Out in the Central division, the St. Louis Cardinals hold a slim lead despite the sudden, god-awful death of veteran pitcher Darryl Kile. Kile’s death, caused by clogged arteries, was a complete shock as he’d done excellently on his physical earlier in the year. The Cardinals’ season had already taken on a funereal tone when their legendary radio announcer Jack Buck passed away mere days before Kile’s death. Division rivals may have frittered away the chance to overtake the Cards when, stunned by the two deaths, the team played like zombies for close to three weeks. Now the Cardinals are back at it and Redbird rooters have a lot to look forward to this fall.

The Cincinnati Reds, surprising everyone, have played well all year despite continual injuries to star centerfielder Ken Griffey, Jr. In fact, the club played so well sans Junior that fans have turned viciously against Griffey, hanging signs from the stands calling him ‘worthless.’ Hey, don’t hide your love away, Reds fans, you sound like one of my exes!

Meanwhile, the Houston Astros, playing in the park formerly known as Enron Field, have been as up and down as the stock market, unable to gain enough momentum to merit the word ‘contender.’ Corporate sponsorship of their stadium has been seized by Minute Maid, and now their field is now derisively known as the Juice Box. Bet former-Astro and drunken steroid boy Ken Caminiti will love that name! Snakes alive, did I say that out loud? Fuck me! Anyway, here in the Windy City, the Cubs continue their proud tradition of sucking no matter what. Despite the formidable talents of Sammy Sosa, pitcher Kerry Wood, Moises Alou, Fred ‘The Crime Dog’ McGriff, and rookie phenom Mark Prior, the Cubbies aren’t even within sniffing distance of the playoffs. Hey Chicago: Third prize is you’re fired!

Out in the NL West, there’s another coastal brouhaha, with the world-champion Arizona Diamondbacks, the Los Angeles Dodgers, and the San Francisco Giants all pummeling each other for bragging rights. The Dodgers are led by slugger Shawn Green and the newest Japanese import Kazuhisa Ishii (pronounced like it’s spelled) while the Giants rally behind steroid- and humility-free Barry Bonds, who has compared the possible baseball strike to striking bus drivers.
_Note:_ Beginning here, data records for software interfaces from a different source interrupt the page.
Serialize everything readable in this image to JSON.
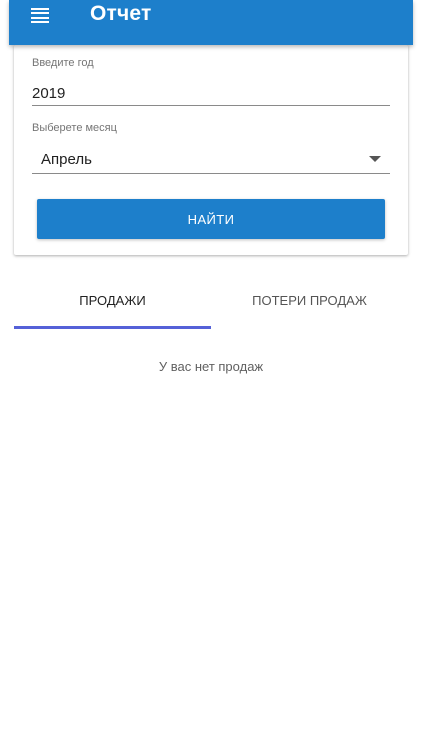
{
  "app_bar": {
    "title": "Отчет",
    "menu_icon": "menu-icon",
    "color": "#1d7fcb"
  },
  "form": {
    "year": {
      "label": "Введите год",
      "value": "2019"
    },
    "month": {
      "label": "Выберете месяц",
      "selected": "Апрель",
      "icon": "dropdown-arrow-icon"
    },
    "find_button": {
      "label": "НАЙТИ",
      "color": "#1d7fcb"
    }
  },
  "tabs": {
    "items": [
      {
        "label": "ПРОДАЖИ",
        "active": true
      },
      {
        "label": "ПОТЕРИ ПРОДАЖ",
        "active": false
      }
    ],
    "indicator_color": "#5561d8"
  },
  "content": {
    "empty_message": "У вас нет продаж"
  }
}
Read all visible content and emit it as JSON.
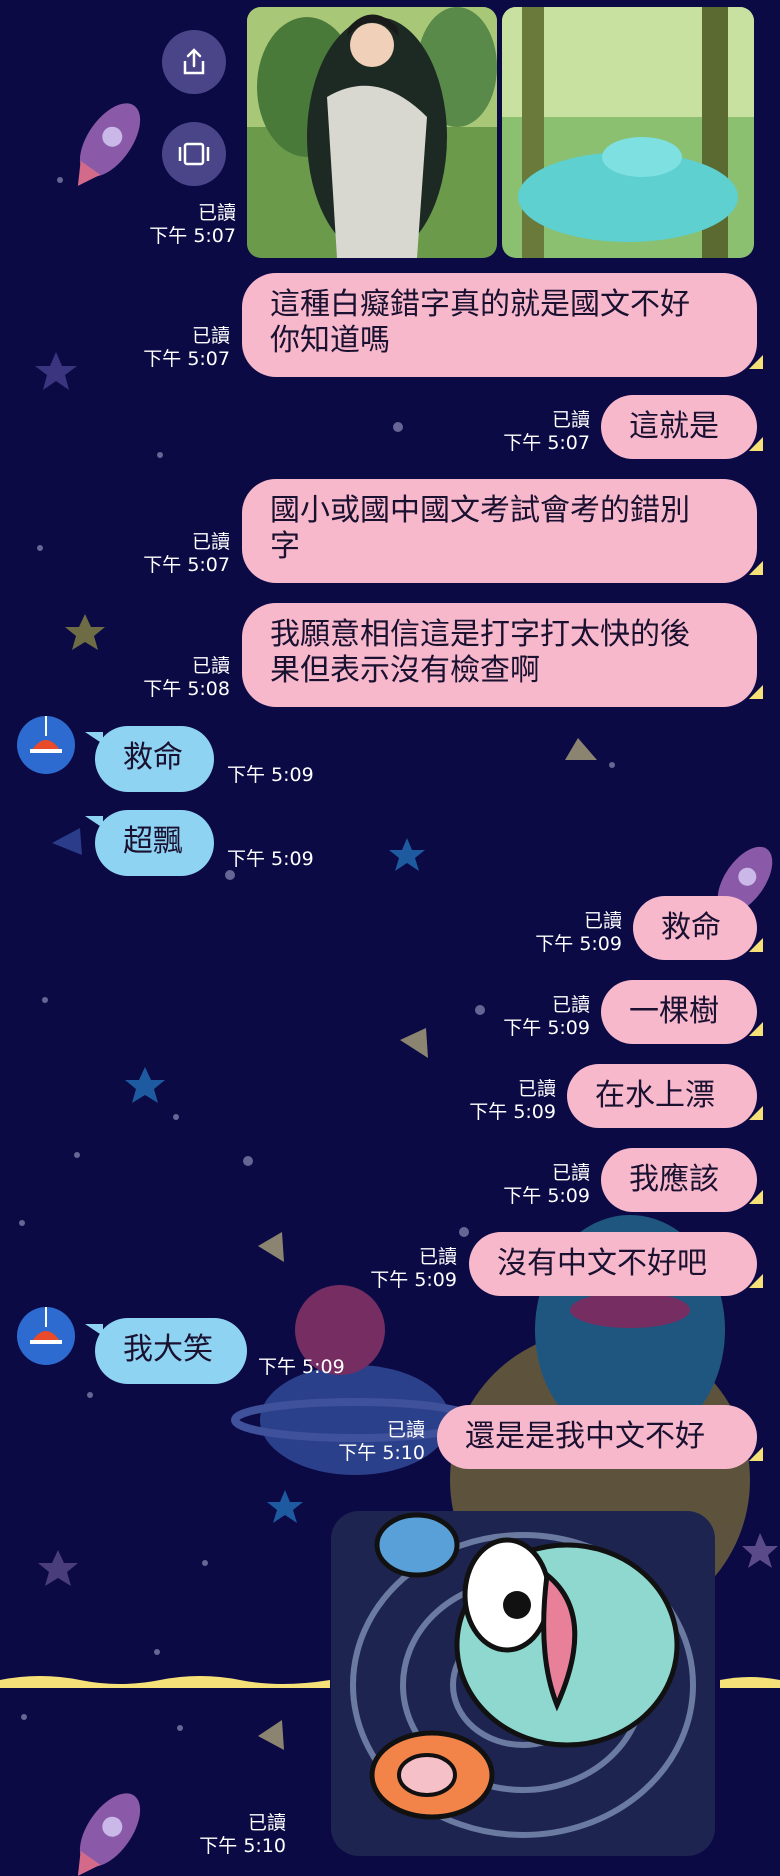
{
  "sidebar_actions": [
    {
      "icon": "share-icon"
    },
    {
      "icon": "fullscreen-icon"
    }
  ],
  "photos": [
    {
      "alt": "character-illustration"
    },
    {
      "alt": "forest-river-illustration"
    }
  ],
  "photo_meta": {
    "read": "已讀",
    "time": "下午 5:07"
  },
  "messages": [
    {
      "side": "me",
      "lines": [
        "這種白癡錯字真的就是國文不好",
        "你知道嗎"
      ],
      "read": "已讀",
      "time": "下午 5:07"
    },
    {
      "side": "me",
      "lines": [
        "這就是"
      ],
      "read": "已讀",
      "time": "下午 5:07"
    },
    {
      "side": "me",
      "lines": [
        "國小或國中國文考試會考的錯別",
        "字"
      ],
      "read": "已讀",
      "time": "下午 5:07"
    },
    {
      "side": "me",
      "lines": [
        "我願意相信這是打字打太快的後",
        "果但表示沒有檢查啊"
      ],
      "read": "已讀",
      "time": "下午 5:08"
    },
    {
      "side": "them",
      "lines": [
        "救命"
      ],
      "time": "下午 5:09"
    },
    {
      "side": "them",
      "lines": [
        "超飄"
      ],
      "time": "下午 5:09"
    },
    {
      "side": "me",
      "lines": [
        "救命"
      ],
      "read": "已讀",
      "time": "下午 5:09"
    },
    {
      "side": "me",
      "lines": [
        "一棵樹"
      ],
      "read": "已讀",
      "time": "下午 5:09"
    },
    {
      "side": "me",
      "lines": [
        "在水上漂"
      ],
      "read": "已讀",
      "time": "下午 5:09"
    },
    {
      "side": "me",
      "lines": [
        "我應該"
      ],
      "read": "已讀",
      "time": "下午 5:09"
    },
    {
      "side": "me",
      "lines": [
        "沒有中文不好吧"
      ],
      "read": "已讀",
      "time": "下午 5:09"
    },
    {
      "side": "them",
      "lines": [
        "我大笑"
      ],
      "time": "下午 5:09"
    },
    {
      "side": "me",
      "lines": [
        "還是是我中文不好"
      ],
      "read": "已讀",
      "time": "下午 5:10"
    }
  ],
  "sticker": {
    "name": "fish-monster-sticker",
    "read": "已讀",
    "time": "下午 5:10"
  },
  "colors": {
    "background": "#0b0a45",
    "my_bubble": "#f7b8cc",
    "their_bubble": "#8fd3f2",
    "meta_text": "#ffffff"
  }
}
Leg injuries to the entire SF outfield has Bay fans singing, ‘Brother, Can you Spare a Hamstring?’ and it’s looking like their chances for claiming the division are equally strained. Ever-steady, the Diamondbacks have opened a slight lead, and are led by pitchers known as Schill and the Big Unit. Hey Biff, you know all about shills, don’t you? Hahhhaha. Just kidding, folks. Biff don’t know nothing about nothing.

Alrighty, that’s all for ‘This Week Beyond Baseball.’ My thanks to the Friendly Confines, the all-hours Limbo liquor license, and ‘Evil’ Bud Selig for making today’s show possible. Tune in next week when we’ll talk about the looming strike and whether any of this means a goddamn thing. And remember kids, strike or no strike, follow your ABC’s- ‘Always Be Closing!’ For Biff Loman—keep shagging, schmucko, keep shagging—I’m the ghost of Mel Allen. How about that!


Tobias Seamon recently published the novella The Fair Grounds. More can be found here. More by Tobias Seamon